> [Problem details]:
Below are records; report how many of their lines contain the word "JSON", giving only the number.

Website and app data records
-------
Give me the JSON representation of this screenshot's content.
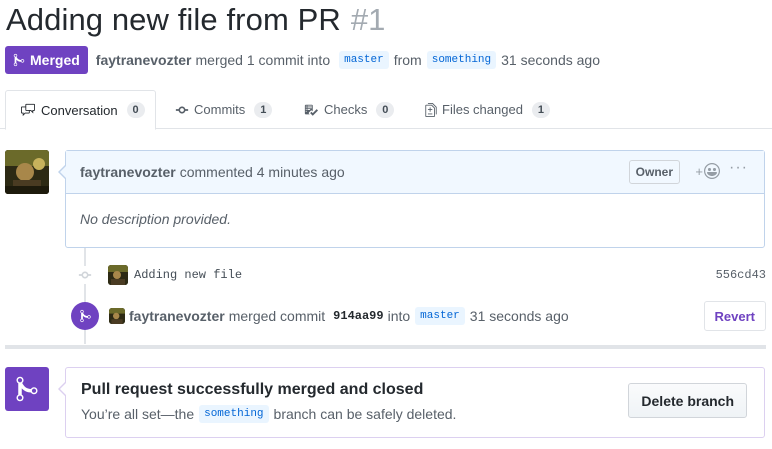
{
  "header": {
    "title": "Adding new file from PR",
    "number": "#1"
  },
  "meta": {
    "state": "Merged",
    "author": "faytranevozter",
    "action": "merged 1 commit into",
    "base_branch": "master",
    "from_word": "from",
    "head_branch": "something",
    "time": "31 seconds ago"
  },
  "tabs": [
    {
      "label": "Conversation",
      "count": "0"
    },
    {
      "label": "Commits",
      "count": "1"
    },
    {
      "label": "Checks",
      "count": "0"
    },
    {
      "label": "Files changed",
      "count": "1"
    }
  ],
  "comment": {
    "author": "faytranevozter",
    "action": "commented 4 minutes ago",
    "badge": "Owner",
    "body": "No description provided."
  },
  "commit": {
    "message": "Adding new file",
    "sha": "556cd43"
  },
  "merge_event": {
    "author": "faytranevozter",
    "action": "merged commit",
    "sha": "914aa99",
    "into_word": "into",
    "branch": "master",
    "time": "31 seconds ago",
    "revert_label": "Revert"
  },
  "merge_box": {
    "title": "Pull request successfully merged and closed",
    "desc_prefix": "You’re all set—the",
    "branch": "something",
    "desc_suffix": "branch can be safely deleted.",
    "delete_label": "Delete branch"
  },
  "colors": {
    "merged_purple": "#6f42c1",
    "link_blue": "#0366d6"
  },
  "icons": {
    "state": "git-merge-icon",
    "conversation": "comment-discussion-icon",
    "commits": "git-commit-icon",
    "checks": "checklist-icon",
    "files": "file-diff-icon",
    "reaction": "smiley-icon",
    "more": "kebab-horizontal-icon"
  }
}
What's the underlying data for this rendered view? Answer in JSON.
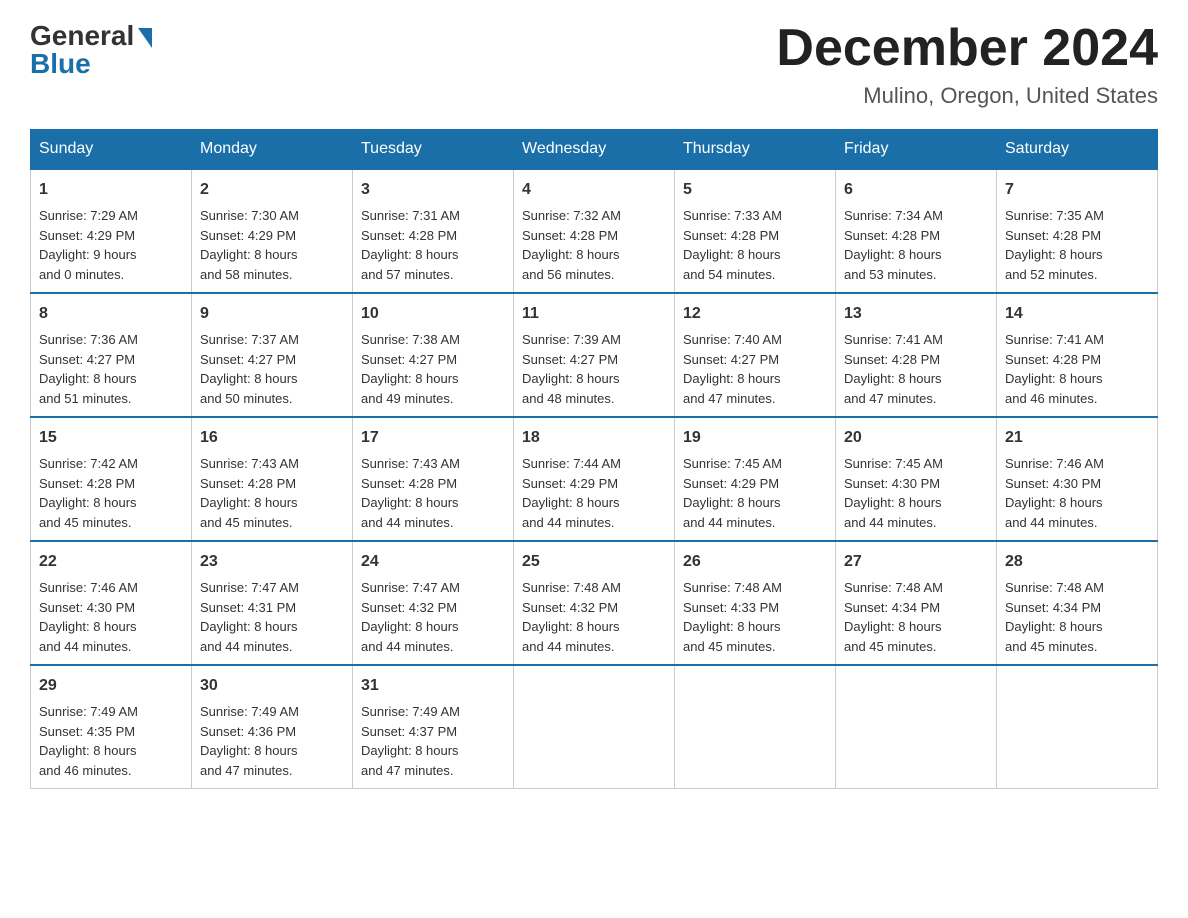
{
  "header": {
    "logo_general": "General",
    "logo_blue": "Blue",
    "title": "December 2024",
    "location": "Mulino, Oregon, United States"
  },
  "days_of_week": [
    "Sunday",
    "Monday",
    "Tuesday",
    "Wednesday",
    "Thursday",
    "Friday",
    "Saturday"
  ],
  "weeks": [
    [
      {
        "day": "1",
        "sunrise": "7:29 AM",
        "sunset": "4:29 PM",
        "daylight": "9 hours and 0 minutes."
      },
      {
        "day": "2",
        "sunrise": "7:30 AM",
        "sunset": "4:29 PM",
        "daylight": "8 hours and 58 minutes."
      },
      {
        "day": "3",
        "sunrise": "7:31 AM",
        "sunset": "4:28 PM",
        "daylight": "8 hours and 57 minutes."
      },
      {
        "day": "4",
        "sunrise": "7:32 AM",
        "sunset": "4:28 PM",
        "daylight": "8 hours and 56 minutes."
      },
      {
        "day": "5",
        "sunrise": "7:33 AM",
        "sunset": "4:28 PM",
        "daylight": "8 hours and 54 minutes."
      },
      {
        "day": "6",
        "sunrise": "7:34 AM",
        "sunset": "4:28 PM",
        "daylight": "8 hours and 53 minutes."
      },
      {
        "day": "7",
        "sunrise": "7:35 AM",
        "sunset": "4:28 PM",
        "daylight": "8 hours and 52 minutes."
      }
    ],
    [
      {
        "day": "8",
        "sunrise": "7:36 AM",
        "sunset": "4:27 PM",
        "daylight": "8 hours and 51 minutes."
      },
      {
        "day": "9",
        "sunrise": "7:37 AM",
        "sunset": "4:27 PM",
        "daylight": "8 hours and 50 minutes."
      },
      {
        "day": "10",
        "sunrise": "7:38 AM",
        "sunset": "4:27 PM",
        "daylight": "8 hours and 49 minutes."
      },
      {
        "day": "11",
        "sunrise": "7:39 AM",
        "sunset": "4:27 PM",
        "daylight": "8 hours and 48 minutes."
      },
      {
        "day": "12",
        "sunrise": "7:40 AM",
        "sunset": "4:27 PM",
        "daylight": "8 hours and 47 minutes."
      },
      {
        "day": "13",
        "sunrise": "7:41 AM",
        "sunset": "4:28 PM",
        "daylight": "8 hours and 47 minutes."
      },
      {
        "day": "14",
        "sunrise": "7:41 AM",
        "sunset": "4:28 PM",
        "daylight": "8 hours and 46 minutes."
      }
    ],
    [
      {
        "day": "15",
        "sunrise": "7:42 AM",
        "sunset": "4:28 PM",
        "daylight": "8 hours and 45 minutes."
      },
      {
        "day": "16",
        "sunrise": "7:43 AM",
        "sunset": "4:28 PM",
        "daylight": "8 hours and 45 minutes."
      },
      {
        "day": "17",
        "sunrise": "7:43 AM",
        "sunset": "4:28 PM",
        "daylight": "8 hours and 44 minutes."
      },
      {
        "day": "18",
        "sunrise": "7:44 AM",
        "sunset": "4:29 PM",
        "daylight": "8 hours and 44 minutes."
      },
      {
        "day": "19",
        "sunrise": "7:45 AM",
        "sunset": "4:29 PM",
        "daylight": "8 hours and 44 minutes."
      },
      {
        "day": "20",
        "sunrise": "7:45 AM",
        "sunset": "4:30 PM",
        "daylight": "8 hours and 44 minutes."
      },
      {
        "day": "21",
        "sunrise": "7:46 AM",
        "sunset": "4:30 PM",
        "daylight": "8 hours and 44 minutes."
      }
    ],
    [
      {
        "day": "22",
        "sunrise": "7:46 AM",
        "sunset": "4:30 PM",
        "daylight": "8 hours and 44 minutes."
      },
      {
        "day": "23",
        "sunrise": "7:47 AM",
        "sunset": "4:31 PM",
        "daylight": "8 hours and 44 minutes."
      },
      {
        "day": "24",
        "sunrise": "7:47 AM",
        "sunset": "4:32 PM",
        "daylight": "8 hours and 44 minutes."
      },
      {
        "day": "25",
        "sunrise": "7:48 AM",
        "sunset": "4:32 PM",
        "daylight": "8 hours and 44 minutes."
      },
      {
        "day": "26",
        "sunrise": "7:48 AM",
        "sunset": "4:33 PM",
        "daylight": "8 hours and 45 minutes."
      },
      {
        "day": "27",
        "sunrise": "7:48 AM",
        "sunset": "4:34 PM",
        "daylight": "8 hours and 45 minutes."
      },
      {
        "day": "28",
        "sunrise": "7:48 AM",
        "sunset": "4:34 PM",
        "daylight": "8 hours and 45 minutes."
      }
    ],
    [
      {
        "day": "29",
        "sunrise": "7:49 AM",
        "sunset": "4:35 PM",
        "daylight": "8 hours and 46 minutes."
      },
      {
        "day": "30",
        "sunrise": "7:49 AM",
        "sunset": "4:36 PM",
        "daylight": "8 hours and 47 minutes."
      },
      {
        "day": "31",
        "sunrise": "7:49 AM",
        "sunset": "4:37 PM",
        "daylight": "8 hours and 47 minutes."
      },
      null,
      null,
      null,
      null
    ]
  ],
  "labels": {
    "sunrise": "Sunrise:",
    "sunset": "Sunset:",
    "daylight": "Daylight:"
  }
}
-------
> [Task output]:
2